Behind The Candelabra

Steven Soderbergh had been wanting to direct a Liberace biopic for some time; according to Wikipedia, he’d been in talks with Michael Douglas for thirteen years to have the actor star in the role. But getting finance for a film based on the life of a man who was described, in his lifetime, as a “luminous, quivering, giggling, fruit-flavoured, mincing, ice-covered heap of mother love” was no small feat. There was also a question of how to approach the material – Soderbergh, apparently, wanted to avoid the traditional cradle-to-the-grave narrative. But eventually financing was secured and an approach was settled on – this would not be a biography of Liberace, but of his relationship with his chauffeur, secretary and lover, Scott Thorston (Matt Damon).

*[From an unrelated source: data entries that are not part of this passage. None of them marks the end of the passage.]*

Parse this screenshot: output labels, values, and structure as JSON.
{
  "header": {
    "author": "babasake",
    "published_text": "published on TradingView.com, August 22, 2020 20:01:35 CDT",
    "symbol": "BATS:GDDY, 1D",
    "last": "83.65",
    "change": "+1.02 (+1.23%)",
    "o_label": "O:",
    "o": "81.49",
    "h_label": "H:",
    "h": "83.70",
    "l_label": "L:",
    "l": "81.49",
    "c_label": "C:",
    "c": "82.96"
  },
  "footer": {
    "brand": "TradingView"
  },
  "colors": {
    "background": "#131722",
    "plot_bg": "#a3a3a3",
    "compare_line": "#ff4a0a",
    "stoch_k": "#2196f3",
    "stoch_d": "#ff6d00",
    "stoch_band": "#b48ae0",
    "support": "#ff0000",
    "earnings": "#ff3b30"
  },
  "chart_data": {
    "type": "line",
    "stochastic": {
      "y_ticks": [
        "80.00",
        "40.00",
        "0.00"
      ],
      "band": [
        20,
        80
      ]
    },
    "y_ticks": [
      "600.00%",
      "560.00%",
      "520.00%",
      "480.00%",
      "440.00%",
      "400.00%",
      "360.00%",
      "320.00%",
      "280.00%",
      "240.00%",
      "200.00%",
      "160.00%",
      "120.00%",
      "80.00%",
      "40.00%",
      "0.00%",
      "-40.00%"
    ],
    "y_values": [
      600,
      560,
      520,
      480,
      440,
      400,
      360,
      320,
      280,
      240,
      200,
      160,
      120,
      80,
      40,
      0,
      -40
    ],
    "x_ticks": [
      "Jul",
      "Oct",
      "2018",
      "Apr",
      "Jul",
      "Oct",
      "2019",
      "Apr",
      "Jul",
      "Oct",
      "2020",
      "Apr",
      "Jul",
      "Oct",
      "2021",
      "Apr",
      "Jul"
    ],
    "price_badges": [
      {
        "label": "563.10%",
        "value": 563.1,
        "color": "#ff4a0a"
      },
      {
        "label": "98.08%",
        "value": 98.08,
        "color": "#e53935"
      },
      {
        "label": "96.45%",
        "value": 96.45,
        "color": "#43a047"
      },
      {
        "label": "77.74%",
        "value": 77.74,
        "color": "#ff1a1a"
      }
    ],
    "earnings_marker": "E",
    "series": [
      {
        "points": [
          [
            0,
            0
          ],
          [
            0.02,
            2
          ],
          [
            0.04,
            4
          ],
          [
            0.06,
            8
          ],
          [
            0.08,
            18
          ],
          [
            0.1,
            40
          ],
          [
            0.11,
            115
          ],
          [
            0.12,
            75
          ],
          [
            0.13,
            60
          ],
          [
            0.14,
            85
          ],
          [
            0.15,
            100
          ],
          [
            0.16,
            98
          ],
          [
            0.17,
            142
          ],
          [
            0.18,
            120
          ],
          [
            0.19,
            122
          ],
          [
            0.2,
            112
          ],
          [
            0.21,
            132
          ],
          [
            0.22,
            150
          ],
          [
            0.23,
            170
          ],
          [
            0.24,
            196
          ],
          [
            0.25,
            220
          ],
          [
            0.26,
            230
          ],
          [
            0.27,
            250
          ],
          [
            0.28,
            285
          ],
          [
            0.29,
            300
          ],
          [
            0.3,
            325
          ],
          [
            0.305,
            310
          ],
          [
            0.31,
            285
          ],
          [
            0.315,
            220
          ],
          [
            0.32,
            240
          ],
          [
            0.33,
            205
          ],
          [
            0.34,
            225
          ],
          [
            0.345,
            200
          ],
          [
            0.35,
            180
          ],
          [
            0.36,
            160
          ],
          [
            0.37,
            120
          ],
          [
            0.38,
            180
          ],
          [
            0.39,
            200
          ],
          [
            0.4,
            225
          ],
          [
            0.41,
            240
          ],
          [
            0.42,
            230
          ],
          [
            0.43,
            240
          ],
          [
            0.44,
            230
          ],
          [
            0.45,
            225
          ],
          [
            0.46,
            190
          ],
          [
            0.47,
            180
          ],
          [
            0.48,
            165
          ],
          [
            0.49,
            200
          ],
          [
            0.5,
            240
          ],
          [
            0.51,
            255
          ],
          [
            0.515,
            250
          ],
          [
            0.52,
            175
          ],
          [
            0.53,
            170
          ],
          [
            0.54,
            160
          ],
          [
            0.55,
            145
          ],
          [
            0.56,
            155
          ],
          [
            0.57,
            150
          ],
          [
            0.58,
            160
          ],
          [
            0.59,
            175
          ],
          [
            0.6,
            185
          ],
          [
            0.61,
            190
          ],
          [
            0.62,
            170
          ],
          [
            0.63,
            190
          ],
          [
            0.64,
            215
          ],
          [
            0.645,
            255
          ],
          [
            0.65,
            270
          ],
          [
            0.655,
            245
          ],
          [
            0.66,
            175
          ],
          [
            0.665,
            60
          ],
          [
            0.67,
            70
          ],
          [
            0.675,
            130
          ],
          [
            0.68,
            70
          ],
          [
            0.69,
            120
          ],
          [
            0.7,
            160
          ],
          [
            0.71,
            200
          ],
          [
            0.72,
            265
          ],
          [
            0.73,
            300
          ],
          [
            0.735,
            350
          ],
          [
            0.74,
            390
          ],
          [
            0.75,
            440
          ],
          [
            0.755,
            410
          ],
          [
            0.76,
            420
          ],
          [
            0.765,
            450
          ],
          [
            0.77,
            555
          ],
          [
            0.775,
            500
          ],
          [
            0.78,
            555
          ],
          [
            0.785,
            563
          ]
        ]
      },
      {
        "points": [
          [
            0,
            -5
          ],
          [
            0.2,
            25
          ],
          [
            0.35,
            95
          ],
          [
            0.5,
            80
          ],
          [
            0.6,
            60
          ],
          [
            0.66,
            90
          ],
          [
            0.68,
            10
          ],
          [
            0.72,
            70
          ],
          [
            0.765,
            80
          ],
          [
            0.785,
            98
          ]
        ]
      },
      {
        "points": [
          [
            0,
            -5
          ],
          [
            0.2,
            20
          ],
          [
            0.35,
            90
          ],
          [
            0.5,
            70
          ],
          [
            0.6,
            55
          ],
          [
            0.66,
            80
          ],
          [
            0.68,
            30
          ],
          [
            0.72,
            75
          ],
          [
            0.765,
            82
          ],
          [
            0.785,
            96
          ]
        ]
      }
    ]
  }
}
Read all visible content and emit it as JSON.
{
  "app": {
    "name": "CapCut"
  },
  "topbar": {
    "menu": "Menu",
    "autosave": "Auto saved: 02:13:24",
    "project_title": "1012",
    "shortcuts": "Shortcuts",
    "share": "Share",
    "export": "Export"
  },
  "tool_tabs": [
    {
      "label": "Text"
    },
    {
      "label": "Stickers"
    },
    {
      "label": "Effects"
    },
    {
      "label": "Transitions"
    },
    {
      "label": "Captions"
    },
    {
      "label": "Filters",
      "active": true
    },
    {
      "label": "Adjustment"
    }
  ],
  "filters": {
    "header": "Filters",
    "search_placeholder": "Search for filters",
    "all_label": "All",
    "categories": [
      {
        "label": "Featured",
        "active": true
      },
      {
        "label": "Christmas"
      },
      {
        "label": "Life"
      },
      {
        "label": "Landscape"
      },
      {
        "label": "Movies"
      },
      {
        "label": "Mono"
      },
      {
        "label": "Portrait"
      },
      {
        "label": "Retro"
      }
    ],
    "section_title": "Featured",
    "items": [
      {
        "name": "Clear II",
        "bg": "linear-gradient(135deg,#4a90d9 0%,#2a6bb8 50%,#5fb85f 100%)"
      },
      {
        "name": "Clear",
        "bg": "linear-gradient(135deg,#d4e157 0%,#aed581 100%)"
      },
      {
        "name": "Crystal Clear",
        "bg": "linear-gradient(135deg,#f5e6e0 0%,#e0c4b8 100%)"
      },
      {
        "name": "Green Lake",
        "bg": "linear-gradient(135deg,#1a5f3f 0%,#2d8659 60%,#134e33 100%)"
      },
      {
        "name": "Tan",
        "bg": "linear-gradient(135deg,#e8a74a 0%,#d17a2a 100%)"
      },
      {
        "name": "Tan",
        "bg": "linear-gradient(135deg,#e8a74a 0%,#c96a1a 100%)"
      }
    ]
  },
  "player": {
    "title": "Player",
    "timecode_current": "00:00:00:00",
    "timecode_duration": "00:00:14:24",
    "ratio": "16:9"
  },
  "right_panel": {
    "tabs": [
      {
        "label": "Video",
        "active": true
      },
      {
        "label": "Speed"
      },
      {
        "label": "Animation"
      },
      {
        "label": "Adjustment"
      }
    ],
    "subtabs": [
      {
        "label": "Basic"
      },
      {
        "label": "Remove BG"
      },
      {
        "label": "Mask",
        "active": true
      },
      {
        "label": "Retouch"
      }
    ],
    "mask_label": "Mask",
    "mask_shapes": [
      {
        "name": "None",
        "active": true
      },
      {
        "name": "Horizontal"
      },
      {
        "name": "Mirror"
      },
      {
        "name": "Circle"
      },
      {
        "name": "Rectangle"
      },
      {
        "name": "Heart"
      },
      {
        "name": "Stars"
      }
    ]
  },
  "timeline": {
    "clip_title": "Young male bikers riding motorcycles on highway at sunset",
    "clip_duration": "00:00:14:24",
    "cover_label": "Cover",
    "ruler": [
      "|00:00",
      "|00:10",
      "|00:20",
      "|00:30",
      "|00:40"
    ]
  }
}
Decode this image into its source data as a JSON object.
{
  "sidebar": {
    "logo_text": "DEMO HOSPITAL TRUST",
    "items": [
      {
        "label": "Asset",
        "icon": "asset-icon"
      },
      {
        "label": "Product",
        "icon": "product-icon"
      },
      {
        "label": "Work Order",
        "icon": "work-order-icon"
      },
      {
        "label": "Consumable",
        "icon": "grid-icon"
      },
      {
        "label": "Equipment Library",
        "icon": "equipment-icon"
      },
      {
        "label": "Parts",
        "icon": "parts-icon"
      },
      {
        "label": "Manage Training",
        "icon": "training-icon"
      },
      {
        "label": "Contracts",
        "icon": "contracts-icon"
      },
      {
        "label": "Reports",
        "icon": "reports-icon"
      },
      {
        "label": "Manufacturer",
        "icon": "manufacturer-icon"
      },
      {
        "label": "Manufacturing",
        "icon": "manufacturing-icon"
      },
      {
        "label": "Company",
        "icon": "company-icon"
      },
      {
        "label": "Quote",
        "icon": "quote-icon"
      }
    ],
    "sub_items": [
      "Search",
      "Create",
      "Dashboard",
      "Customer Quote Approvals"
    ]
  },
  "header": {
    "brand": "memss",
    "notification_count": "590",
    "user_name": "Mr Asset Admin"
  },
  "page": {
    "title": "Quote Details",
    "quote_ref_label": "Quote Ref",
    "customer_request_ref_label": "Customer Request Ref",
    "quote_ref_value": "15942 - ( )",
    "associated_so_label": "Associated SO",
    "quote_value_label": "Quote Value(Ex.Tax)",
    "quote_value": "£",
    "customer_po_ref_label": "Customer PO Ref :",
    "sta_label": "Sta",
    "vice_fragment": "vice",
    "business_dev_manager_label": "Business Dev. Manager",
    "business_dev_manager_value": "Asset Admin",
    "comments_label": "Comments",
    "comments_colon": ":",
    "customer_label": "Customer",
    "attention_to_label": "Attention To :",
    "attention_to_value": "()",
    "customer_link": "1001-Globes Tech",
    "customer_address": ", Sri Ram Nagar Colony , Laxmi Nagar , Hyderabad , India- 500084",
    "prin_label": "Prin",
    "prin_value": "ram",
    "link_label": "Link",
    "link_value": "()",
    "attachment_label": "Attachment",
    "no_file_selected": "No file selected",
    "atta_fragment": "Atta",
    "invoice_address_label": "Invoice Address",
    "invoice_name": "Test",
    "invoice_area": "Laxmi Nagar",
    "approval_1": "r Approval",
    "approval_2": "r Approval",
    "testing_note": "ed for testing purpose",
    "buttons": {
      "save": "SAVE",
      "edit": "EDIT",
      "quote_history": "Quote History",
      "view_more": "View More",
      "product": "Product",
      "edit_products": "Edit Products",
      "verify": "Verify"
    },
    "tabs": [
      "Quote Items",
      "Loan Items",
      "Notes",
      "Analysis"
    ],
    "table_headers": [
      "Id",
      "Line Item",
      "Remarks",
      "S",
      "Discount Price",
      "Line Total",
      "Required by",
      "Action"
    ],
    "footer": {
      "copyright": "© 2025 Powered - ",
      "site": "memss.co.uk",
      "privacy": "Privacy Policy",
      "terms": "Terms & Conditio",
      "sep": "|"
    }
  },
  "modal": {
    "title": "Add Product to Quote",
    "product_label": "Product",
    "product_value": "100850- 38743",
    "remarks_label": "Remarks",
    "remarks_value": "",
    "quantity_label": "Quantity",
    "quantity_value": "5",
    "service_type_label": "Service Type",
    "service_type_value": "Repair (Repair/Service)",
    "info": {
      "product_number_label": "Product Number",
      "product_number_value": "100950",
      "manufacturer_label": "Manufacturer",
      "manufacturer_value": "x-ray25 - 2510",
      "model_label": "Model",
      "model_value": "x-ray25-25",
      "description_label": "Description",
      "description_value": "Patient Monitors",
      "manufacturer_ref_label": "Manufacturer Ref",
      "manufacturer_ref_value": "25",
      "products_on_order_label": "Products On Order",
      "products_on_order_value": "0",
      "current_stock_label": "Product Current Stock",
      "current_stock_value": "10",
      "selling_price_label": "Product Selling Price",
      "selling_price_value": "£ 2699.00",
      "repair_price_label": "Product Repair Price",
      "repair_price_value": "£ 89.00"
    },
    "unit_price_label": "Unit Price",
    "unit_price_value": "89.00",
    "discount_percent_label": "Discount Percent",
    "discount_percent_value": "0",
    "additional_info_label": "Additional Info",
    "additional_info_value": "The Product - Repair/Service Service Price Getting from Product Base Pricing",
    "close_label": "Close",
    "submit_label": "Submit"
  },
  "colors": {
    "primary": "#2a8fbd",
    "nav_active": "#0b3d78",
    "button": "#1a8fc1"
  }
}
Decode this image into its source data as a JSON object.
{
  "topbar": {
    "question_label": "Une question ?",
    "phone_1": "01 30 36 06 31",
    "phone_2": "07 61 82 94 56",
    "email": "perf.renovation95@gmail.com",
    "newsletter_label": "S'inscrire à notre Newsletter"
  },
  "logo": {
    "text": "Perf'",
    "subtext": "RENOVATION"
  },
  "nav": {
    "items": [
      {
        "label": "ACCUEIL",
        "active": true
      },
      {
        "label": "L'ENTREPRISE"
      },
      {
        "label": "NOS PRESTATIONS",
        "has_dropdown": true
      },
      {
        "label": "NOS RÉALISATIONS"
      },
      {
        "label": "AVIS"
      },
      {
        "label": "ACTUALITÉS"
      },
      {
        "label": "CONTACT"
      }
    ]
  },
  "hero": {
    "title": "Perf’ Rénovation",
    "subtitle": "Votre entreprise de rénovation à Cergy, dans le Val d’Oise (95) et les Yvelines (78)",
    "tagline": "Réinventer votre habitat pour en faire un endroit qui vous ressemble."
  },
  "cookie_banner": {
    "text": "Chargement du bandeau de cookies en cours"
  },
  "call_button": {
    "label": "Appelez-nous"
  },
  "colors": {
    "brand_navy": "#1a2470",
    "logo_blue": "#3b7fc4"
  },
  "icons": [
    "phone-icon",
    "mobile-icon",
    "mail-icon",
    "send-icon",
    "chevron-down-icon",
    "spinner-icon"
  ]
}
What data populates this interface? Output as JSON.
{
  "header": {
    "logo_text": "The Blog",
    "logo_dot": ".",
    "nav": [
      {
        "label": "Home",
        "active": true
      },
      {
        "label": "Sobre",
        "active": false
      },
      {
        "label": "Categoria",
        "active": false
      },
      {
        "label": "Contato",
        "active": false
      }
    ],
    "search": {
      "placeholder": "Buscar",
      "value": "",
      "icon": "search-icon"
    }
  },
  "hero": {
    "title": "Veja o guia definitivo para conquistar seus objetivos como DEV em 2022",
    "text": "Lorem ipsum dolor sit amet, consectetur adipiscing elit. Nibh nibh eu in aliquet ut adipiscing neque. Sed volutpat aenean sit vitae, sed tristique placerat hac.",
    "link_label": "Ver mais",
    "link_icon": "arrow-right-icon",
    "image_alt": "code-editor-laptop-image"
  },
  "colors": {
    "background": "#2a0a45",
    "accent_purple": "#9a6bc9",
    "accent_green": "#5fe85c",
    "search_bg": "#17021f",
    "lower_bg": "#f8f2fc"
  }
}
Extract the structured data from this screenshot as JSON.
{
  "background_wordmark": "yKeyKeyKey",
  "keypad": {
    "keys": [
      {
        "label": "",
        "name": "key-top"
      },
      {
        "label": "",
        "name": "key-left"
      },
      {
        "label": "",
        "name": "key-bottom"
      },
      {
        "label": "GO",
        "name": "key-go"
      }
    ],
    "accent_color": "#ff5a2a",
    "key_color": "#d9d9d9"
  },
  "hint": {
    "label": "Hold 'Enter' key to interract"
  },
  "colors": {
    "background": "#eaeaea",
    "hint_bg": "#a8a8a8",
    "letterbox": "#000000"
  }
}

It’s an unlikely film, and the results are mixed. The good? Michael Douglas delivers a fucking triumphant performance as Walter “Lee” Liberace. Through him we get a leery seducer, a hard-working entertainer, a lonely millionaire, a black-lit gremlin, and a dignified superstar at the height of his powers. Liberace, the man, was always a glamorous character – Michael gives us that, as well as the human behind the act. Meanwhile Rob Lowe, playing Liberace’s cosmetic surgeon Dr. Jack Startz, is a glorious lizard king. I mean, look at him. Just look at him.

Rob Lowe

The bad? Scott Thorston’s character arc. When we meet him he’s the level-headed kid from middle America, cautious of Liberace’s advances and alarmed by the “palatial kitsch” decor. Almost immediately he emerges as an Eddie Izard in diamante speedos, demanding his Fresca with his panini, the transition to fabulous mostly happening off-screen. It’s a development that rings a little false, and serves to distance Liberace’s opulence from the climate of the times. How did this “big ole queen” become the darling of an America that was so hostile to his lifestyle? The movie offers us few clues. But for all that, this is a unique and darkly hilarious film, and one of the more intriguing Hollywood comedies of late worth catching up with.